[HOW TO COMPLETE THIS TASK]
All of the data that appears below is to be given again precisely as written.

(Excerpts from a dataset)
┌──

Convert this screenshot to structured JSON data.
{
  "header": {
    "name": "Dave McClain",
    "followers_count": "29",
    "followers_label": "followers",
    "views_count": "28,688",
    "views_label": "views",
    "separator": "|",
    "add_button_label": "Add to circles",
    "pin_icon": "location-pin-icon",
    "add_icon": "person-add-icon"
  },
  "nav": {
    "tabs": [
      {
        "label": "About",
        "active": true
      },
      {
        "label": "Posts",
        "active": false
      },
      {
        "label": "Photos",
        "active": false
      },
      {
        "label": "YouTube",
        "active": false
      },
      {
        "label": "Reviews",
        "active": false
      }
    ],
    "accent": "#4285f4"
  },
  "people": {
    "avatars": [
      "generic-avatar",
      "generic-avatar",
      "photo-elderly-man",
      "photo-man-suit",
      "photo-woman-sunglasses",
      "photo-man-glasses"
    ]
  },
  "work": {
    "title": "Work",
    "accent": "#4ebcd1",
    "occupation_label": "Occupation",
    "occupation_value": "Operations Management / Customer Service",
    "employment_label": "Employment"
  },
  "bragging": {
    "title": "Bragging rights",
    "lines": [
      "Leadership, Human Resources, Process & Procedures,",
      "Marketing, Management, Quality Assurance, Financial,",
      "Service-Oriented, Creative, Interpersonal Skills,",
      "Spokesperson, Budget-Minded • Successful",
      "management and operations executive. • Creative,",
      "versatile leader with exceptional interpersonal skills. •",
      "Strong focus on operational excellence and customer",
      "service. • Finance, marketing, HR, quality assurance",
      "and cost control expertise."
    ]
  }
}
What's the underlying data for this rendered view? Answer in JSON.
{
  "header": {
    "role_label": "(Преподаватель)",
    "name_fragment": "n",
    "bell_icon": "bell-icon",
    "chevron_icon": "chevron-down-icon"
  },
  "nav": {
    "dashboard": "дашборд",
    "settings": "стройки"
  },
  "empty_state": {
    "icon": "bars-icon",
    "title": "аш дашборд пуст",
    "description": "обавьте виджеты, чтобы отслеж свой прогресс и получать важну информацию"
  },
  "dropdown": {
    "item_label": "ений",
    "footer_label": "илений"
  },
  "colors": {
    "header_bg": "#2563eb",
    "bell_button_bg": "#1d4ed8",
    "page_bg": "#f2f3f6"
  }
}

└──

[RESULT]
Convert this screenshot to structured JSON data.
{
  "header": {
    "name": "Dave McClain",
    "followers_count": "29",
    "followers_label": "followers",
    "views_count": "28,688",
    "views_label": "views",
    "separator": "|",
    "add_button_label": "Add to circles",
    "pin_icon": "location-pin-icon",
    "add_icon": "person-add-icon"
  },
  "nav": {
    "tabs": [
      {
        "label": "About",
        "active": true
      },
      {
        "label": "Posts",
        "active": false
      },
      {
        "label": "Photos",
        "active": false
      },
      {
        "label": "YouTube",
        "active": false
      },
      {
        "label": "Reviews",
        "active": false
      }
    ],
    "accent": "#4285f4"
  },
  "people": {
    "avatars": [
      "generic-avatar",
      "generic-avatar",
      "photo-elderly-man",
      "photo-man-suit",
      "photo-woman-sunglasses",
      "photo-man-glasses"
    ]
  },
  "work": {
    "title": "Work",
    "accent": "#4ebcd1",
    "occupation_label": "Occupation",
    "occupation_value": "Operations Management / Customer Service",
    "employment_label": "Employment"
  },
  "bragging": {
    "title": "Bragging rights",
    "lines": [
      "Leadership, Human Resources, Process & Procedures,",
      "Marketing, Management, Quality Assurance, Financial,",
      "Service-Oriented, Creative, Interpersonal Skills,",
      "Spokesperson, Budget-Minded • Successful",
      "management and operations executive. • Creative,",
      "versatile leader with exceptional interpersonal skills. •",
      "Strong focus on operational excellence and customer",
      "service. • Finance, marketing, HR, quality assurance",
      "and cost control expertise."
    ]
  }
}
What's the underlying data for this rendered view? Answer in JSON.
{
  "header": {
    "role_label": "(Преподаватель)",
    "name_fragment": "n",
    "bell_icon": "bell-icon",
    "chevron_icon": "chevron-down-icon"
  },
  "nav": {
    "dashboard": "дашборд",
    "settings": "стройки"
  },
  "empty_state": {
    "icon": "bars-icon",
    "title": "аш дашборд пуст",
    "description": "обавьте виджеты, чтобы отслеж свой прогресс и получать важну информацию"
  },
  "dropdown": {
    "item_label": "ений",
    "footer_label": "илений"
  },
  "colors": {
    "header_bg": "#2563eb",
    "bell_button_bg": "#1d4ed8",
    "page_bg": "#f2f3f6"
  }
}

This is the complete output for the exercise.